Meanwhile, the opinion section is brimming with right-wing columnists, who range from the barely credible to the foaming at the mouth. Farage and Gingrich are regulars, as is Alan Dershowitz. Acting Department of Homeland Security Secretary Chad Wolf took to Newsweek to attack the American Civil Liberties Union for standing up for peaceful protesters. Hammer, the op-ed editor, has a resume that is littered with stints in right-wing politics and advocacy organizations: He has worked for Ted Cruz, the Federalist Society, and the Claremont Institute as well as Ben Shapiro’s Daily Wire. (Shapiro, last seen humiliating himself and his wife on Twitter, regularly contributed op-eds to Newsweek until February of last year.)

Amid a larger reckoning about the role of journalism in legitimizing anti-democratic ideas, Newsweek had largely stayed out of notice until Eastman’s op-ed. Newsweek claims that it is just asking questions, but its faux innocence is undercut by Hammer’s credentials and the ideological tilt of most of its contributors. Newsweek, the magazine you once read at the dentist, is like a batshit crazy version of the opinion section of The Wall Street Journal.

Newsweek brass wrote a lengthy response to Tovrov’s story in Columbia Journalism Review, insisting that the magazine had turned a corner under Cooper’s leadership. But while Newsweek’s journalism hasn’t made much of a mark, the response to the Eastman op-ed suggests that its opinion coverage still does. What’s left of the magazine’s credibility is being used to bolster fringe views, amplified by the disinformation machine that is the president of the United States.

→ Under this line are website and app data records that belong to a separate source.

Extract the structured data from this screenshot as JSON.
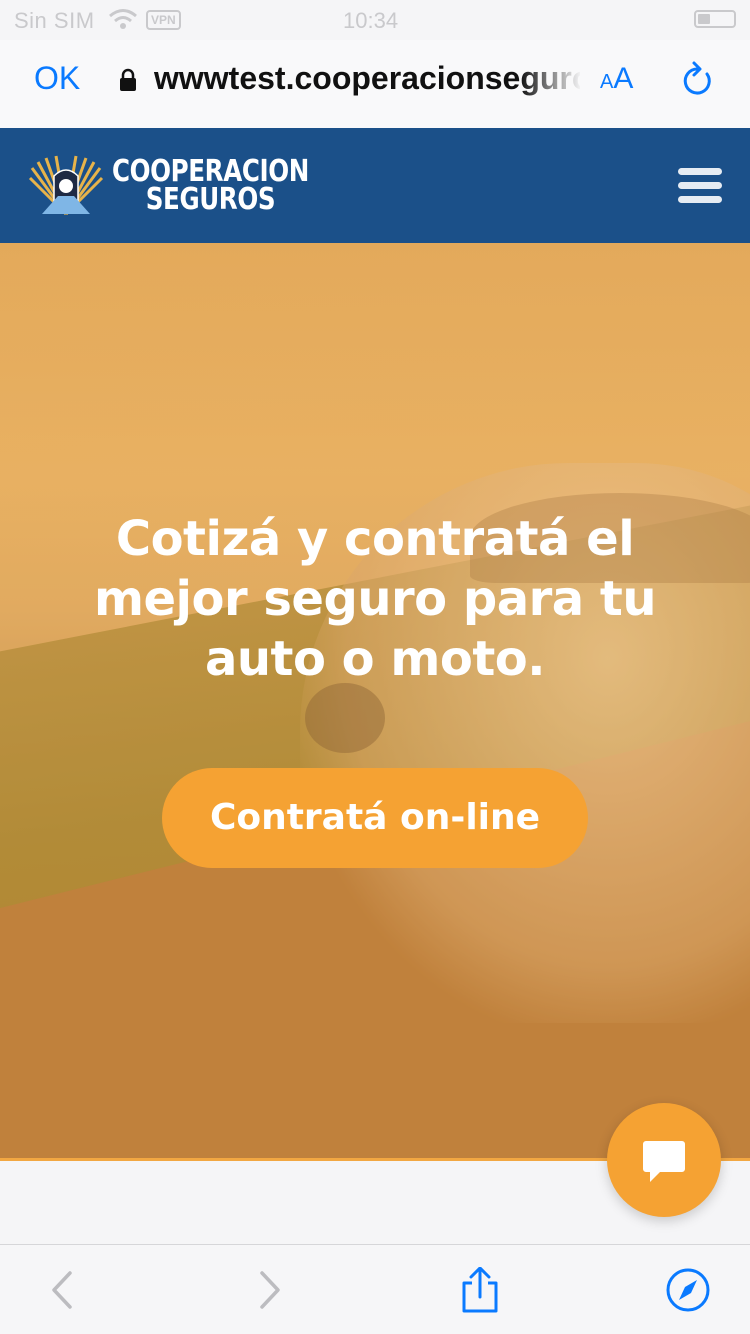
{
  "status_bar": {
    "carrier": "Sin SIM",
    "vpn": "VPN",
    "time": "10:34"
  },
  "browser": {
    "done_label": "OK",
    "url": "wwwtest.cooperacionseguros.com.ar",
    "text_size_small": "A",
    "text_size_large": "A"
  },
  "site": {
    "logo_line1": "COOPERACION",
    "logo_line2": "SEGUROS",
    "brand_color": "#1b5089",
    "accent_color": "#f5a233"
  },
  "hero": {
    "title": "Cotizá y contratá el mejor seguro para tu auto o moto.",
    "cta_label": "Contratá on-line"
  },
  "icons": {
    "chat": "chat-bubble-icon",
    "menu": "hamburger-menu-icon",
    "back": "chevron-left-icon",
    "forward": "chevron-right-icon",
    "share": "share-icon",
    "compass": "compass-icon"
  }
}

In recent years there has been a rise in “pink slime journalism”: outlets that pose as local news outlets but rely on algorithms. These outlets manipulate readers’ trust in local news as a means of delivering right-wing talking points. Something similar is happening at Newsweek. The response to the Eastman op-ed suggests that many still see the magazine as the middlebrow, general-interest publication it was in the not-that-distant past—evidence that pink slime has entered the sphere of national publications as well.